This will certainly come as startling news to anyone who has ever walked into a typical Chinese town and found the population crowding round in amazement at the sight of a tourist. When there are 140 million of them, presumably the Chinese will have learned the French habit of ignoring foreigners altogether - especially as 100 million Chinese will themselves be travelling abroad annually by that time.
Rather less startling is the identity of the country whose citizens will be responsible for generating the largest proportion of the world's foreign visits. The British score well on this scale - notching up nearly two foreign visits per person per year - but way out in front are the Germans, every man, woman and child of whom will be making more than two foreign trips per year by the year 2020.
This is no news to me at all. When I started travelling I got the impression that going abroad was all about making contact with Germanic youth. Going to Greece and Turkey felt a little like gate-crashing the annual summer party of the entire German people.

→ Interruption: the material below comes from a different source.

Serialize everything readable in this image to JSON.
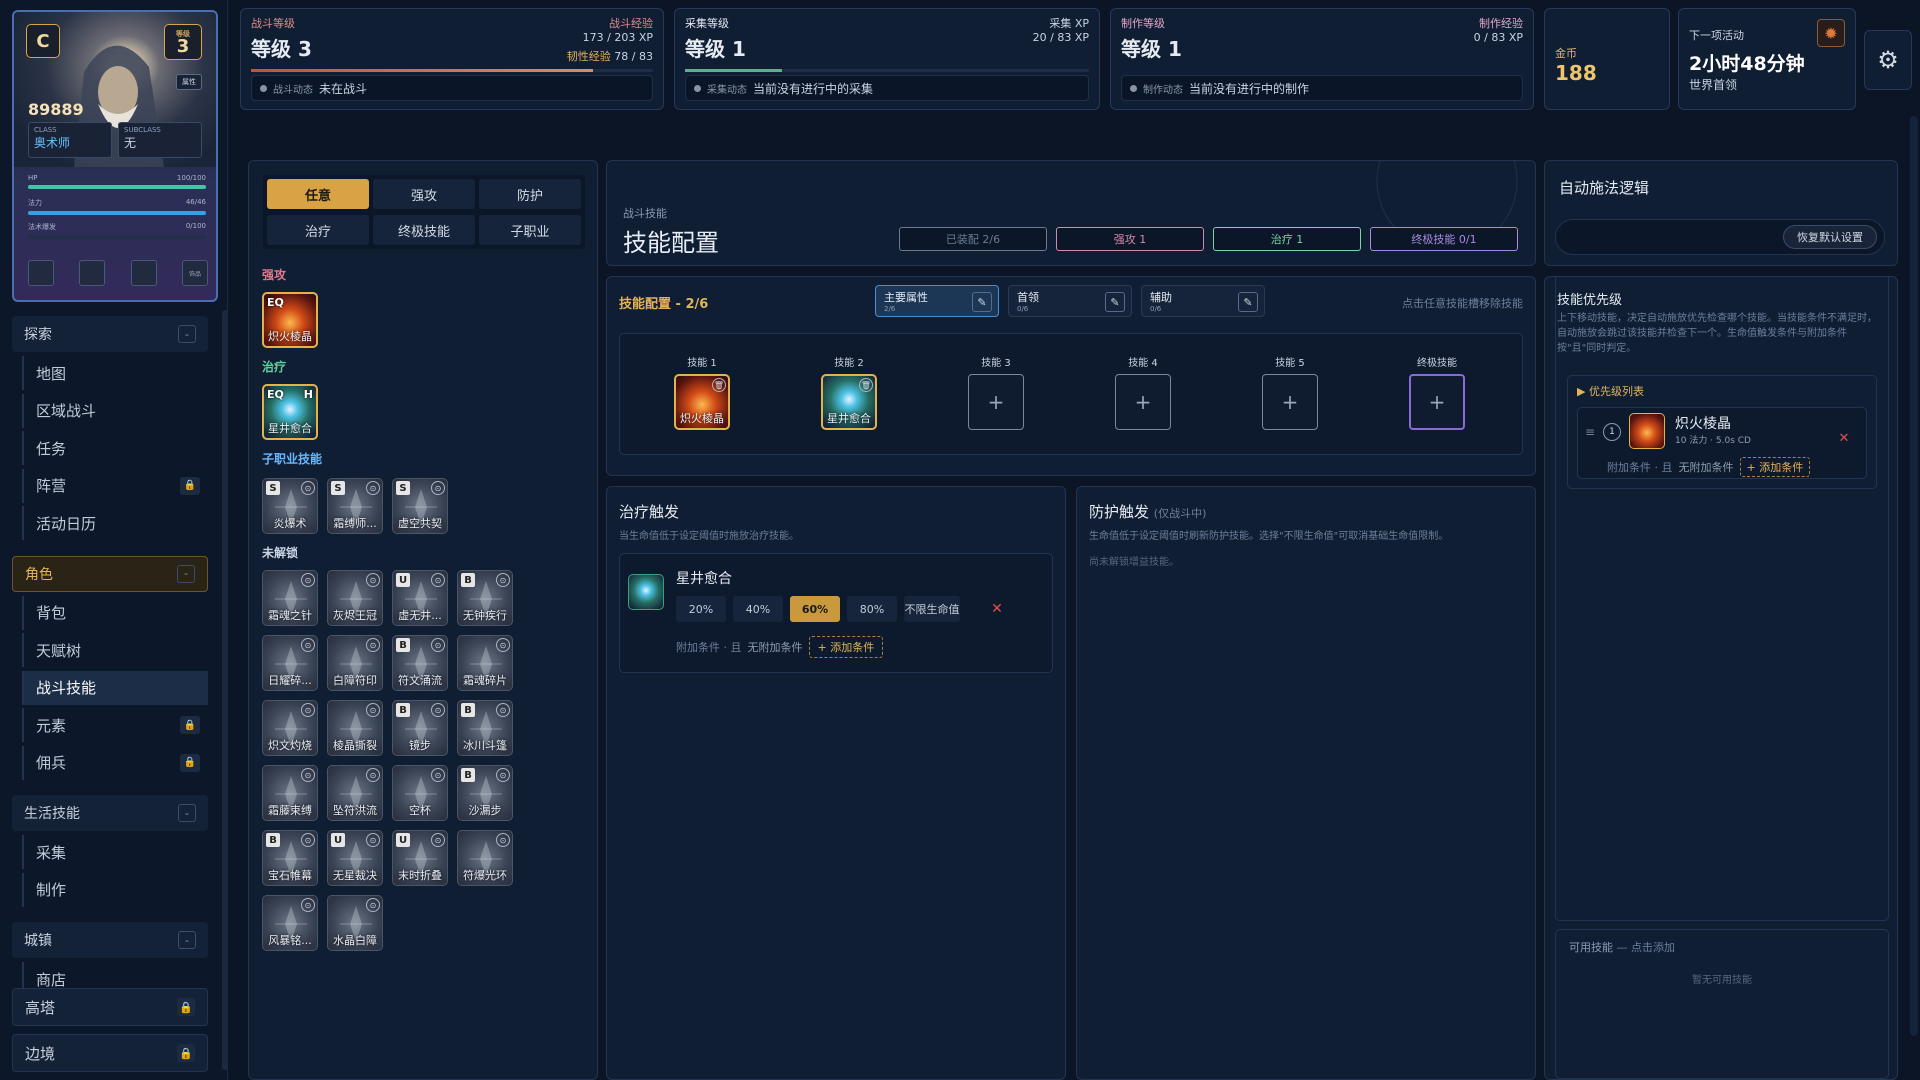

But while the Germans will insist on travelling almost incessantly, people like the French will continue to insist on stayng at home. Presumably this is a reflection of how fond the French are of taking holidays in their own backyard, and given a choice between Stuttgart and St Tropez I would have to say that I see their point of view. The fact that the other big travelling country will be Japan bears out the theory that the more industrialised and crowded your own country is, the more you will want to travel.
By the way, a curious aspect of the figures is that the total of foreign visitors does not quite match the total of foreign visits - this is because a small proportion of our foreign trips will not be to any country at all, but to outer space. Apparently demand is greatest in the US, but no doubt the Germans will soon be up there too.
Other gems to emerge from the WTO study include the idea that tourism destinations will be increasingly a matter of fashion. We already have the phenomenon of "in" and "out" destinations. But in 2020 our whole identities will be defined by our choice of holiday destination. People who enjoy trekking in the Himalayas will no longer regard those who prefer villa holidays in the Algarve as real human beings.
Before it comes to that, though, we should take note of another interesting little statistic from the WTO, namely that the 1.6 billion foreign trips made in the year 2020 will be shared out among just 7 per cent of the world's population. In other words, 93 per cent of us will not be travelling anywhere at all, and we can safely assume that foreign travel will remain unknown to most of these people for the whole of their lives - something to remember the next time you are about to get stroppy with your partner for preferring last year's boutique destination.
IF 2020 SEEMS too far away I can tell you something else about how our world is going to look after 4 April. This is the launch date for the first TV travel shopping channel, TV Travel Shop.
Imagine it. Turn on your TV, visit the kitchens, smell the food, inspect the beaches, examine the bedrooms, turn on the taps, listen to the reps, talk to the families, consult the doctor, check out the swimwear, test the temperature. And then go there (or not, if you are already happy enough watching it all on TV at home).Reuse content